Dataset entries
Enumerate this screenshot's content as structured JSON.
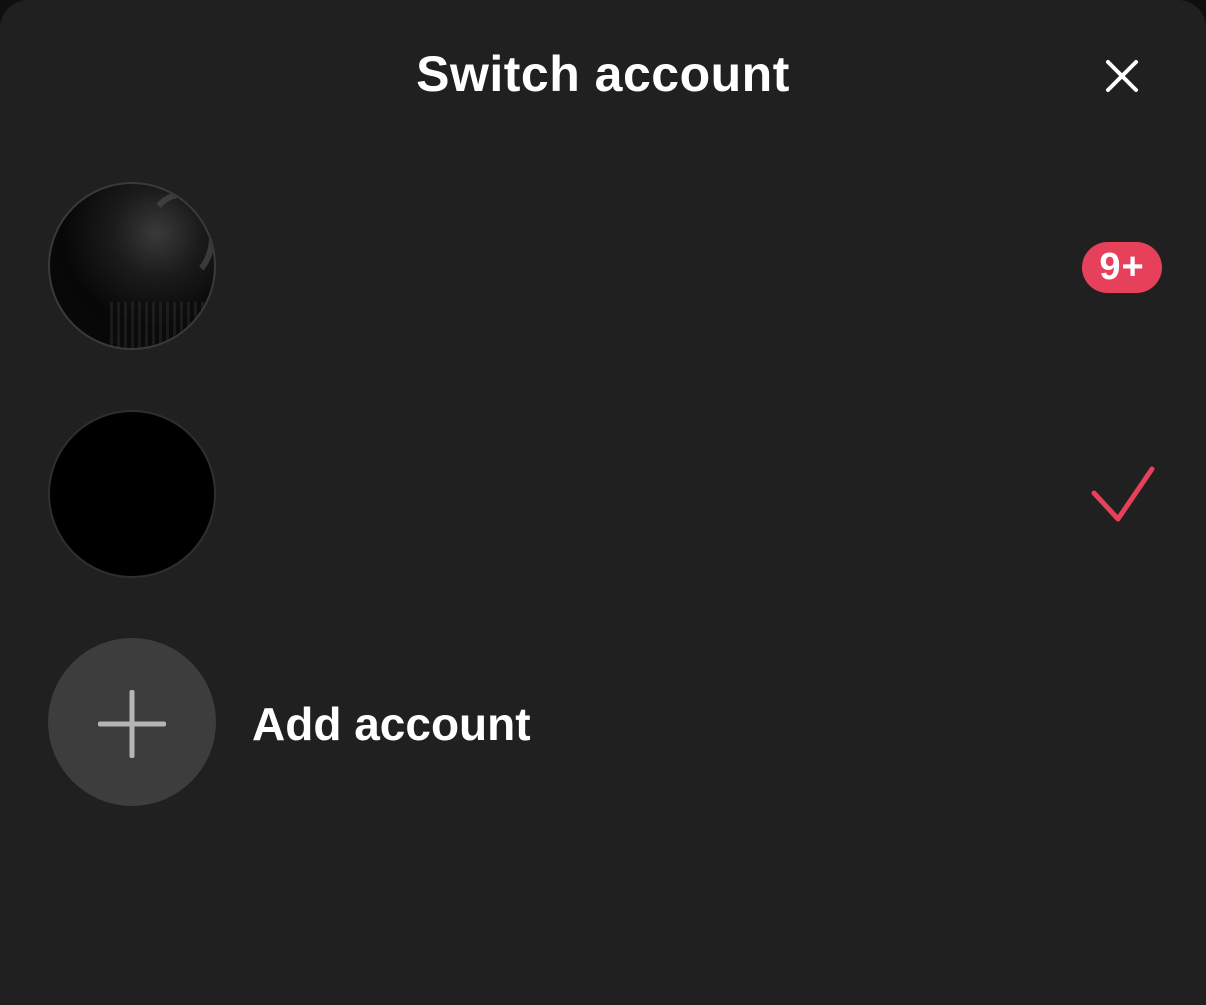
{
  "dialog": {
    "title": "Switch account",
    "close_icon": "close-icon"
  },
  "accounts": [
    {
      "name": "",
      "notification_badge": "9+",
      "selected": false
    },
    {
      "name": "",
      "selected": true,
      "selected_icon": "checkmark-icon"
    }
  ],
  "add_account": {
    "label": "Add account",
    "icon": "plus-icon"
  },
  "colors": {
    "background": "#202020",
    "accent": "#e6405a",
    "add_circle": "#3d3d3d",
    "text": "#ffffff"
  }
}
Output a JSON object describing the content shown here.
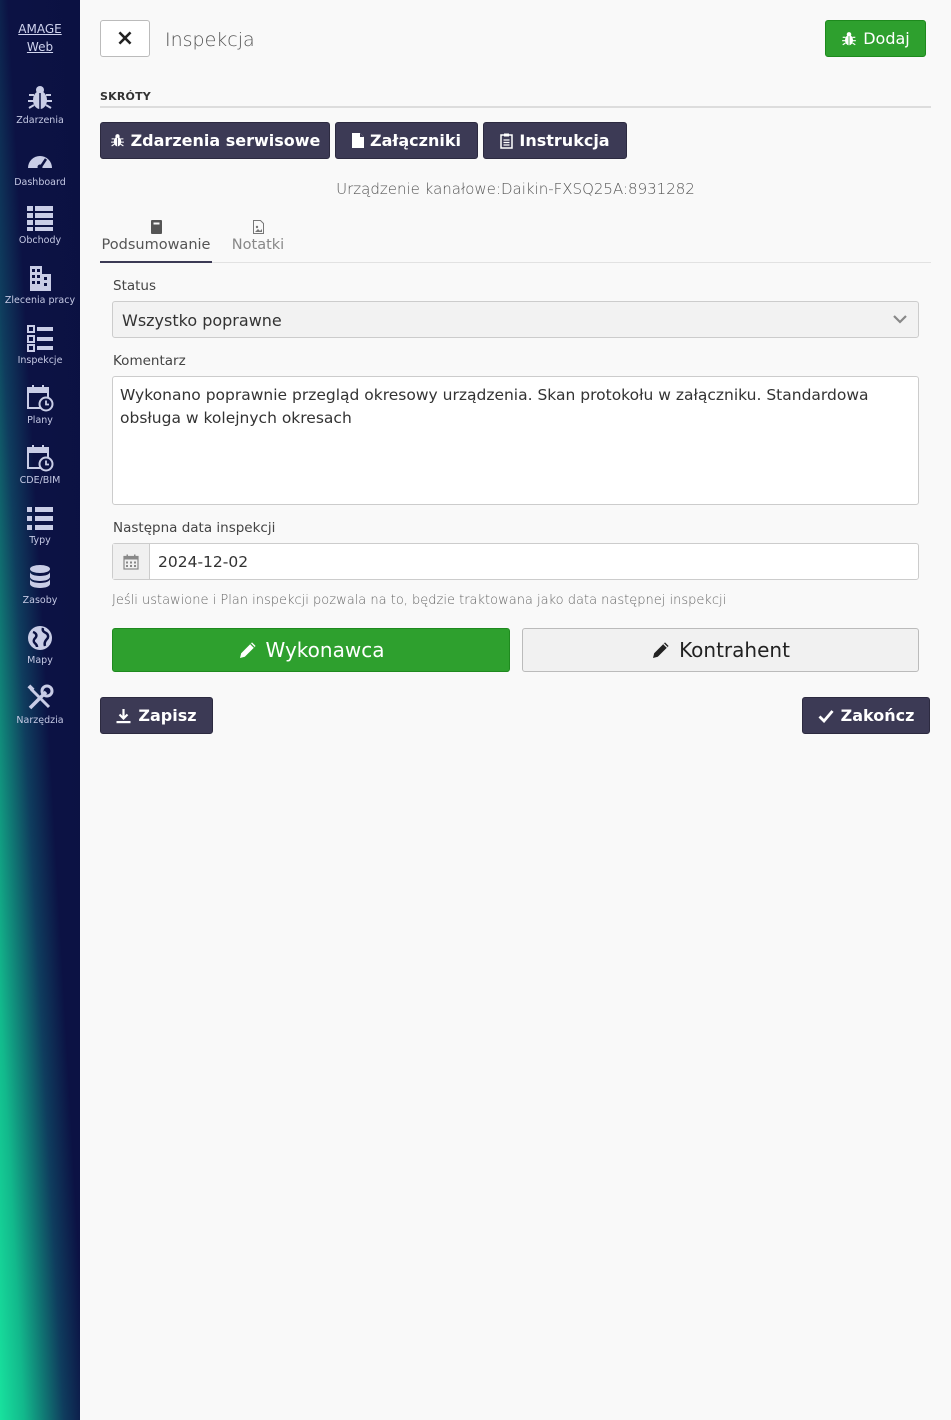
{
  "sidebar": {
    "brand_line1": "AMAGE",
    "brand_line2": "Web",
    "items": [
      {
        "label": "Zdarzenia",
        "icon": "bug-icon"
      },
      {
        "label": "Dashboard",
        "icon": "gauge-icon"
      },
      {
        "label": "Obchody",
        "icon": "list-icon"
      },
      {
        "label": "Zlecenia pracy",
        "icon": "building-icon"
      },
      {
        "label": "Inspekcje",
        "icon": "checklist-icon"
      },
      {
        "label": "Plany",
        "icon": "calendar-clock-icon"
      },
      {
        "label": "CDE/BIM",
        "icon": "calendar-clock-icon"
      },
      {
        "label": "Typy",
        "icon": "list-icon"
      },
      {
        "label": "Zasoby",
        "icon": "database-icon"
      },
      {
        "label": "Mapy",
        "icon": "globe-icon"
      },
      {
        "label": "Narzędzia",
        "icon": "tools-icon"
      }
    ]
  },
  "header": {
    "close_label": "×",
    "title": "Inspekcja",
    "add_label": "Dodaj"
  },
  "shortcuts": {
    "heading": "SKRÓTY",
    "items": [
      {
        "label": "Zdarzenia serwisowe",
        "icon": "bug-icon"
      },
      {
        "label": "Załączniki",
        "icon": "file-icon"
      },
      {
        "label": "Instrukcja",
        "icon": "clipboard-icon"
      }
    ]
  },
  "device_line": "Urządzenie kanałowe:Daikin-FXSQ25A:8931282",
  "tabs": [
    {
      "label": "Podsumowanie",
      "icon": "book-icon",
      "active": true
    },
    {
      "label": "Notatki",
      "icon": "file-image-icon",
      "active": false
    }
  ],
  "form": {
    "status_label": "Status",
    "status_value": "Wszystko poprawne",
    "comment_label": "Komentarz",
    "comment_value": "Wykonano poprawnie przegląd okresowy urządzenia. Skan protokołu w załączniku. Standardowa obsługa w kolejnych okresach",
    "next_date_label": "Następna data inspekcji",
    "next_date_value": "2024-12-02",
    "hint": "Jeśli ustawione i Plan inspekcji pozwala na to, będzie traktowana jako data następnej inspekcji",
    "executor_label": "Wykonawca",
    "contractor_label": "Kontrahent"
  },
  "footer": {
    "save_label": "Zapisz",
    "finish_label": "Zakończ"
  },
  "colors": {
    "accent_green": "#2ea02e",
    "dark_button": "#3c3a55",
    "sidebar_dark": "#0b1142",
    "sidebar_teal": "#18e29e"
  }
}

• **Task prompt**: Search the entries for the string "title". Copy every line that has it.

• **Your response**:
    "title": "Switch account",
    "title": "Inspekcja",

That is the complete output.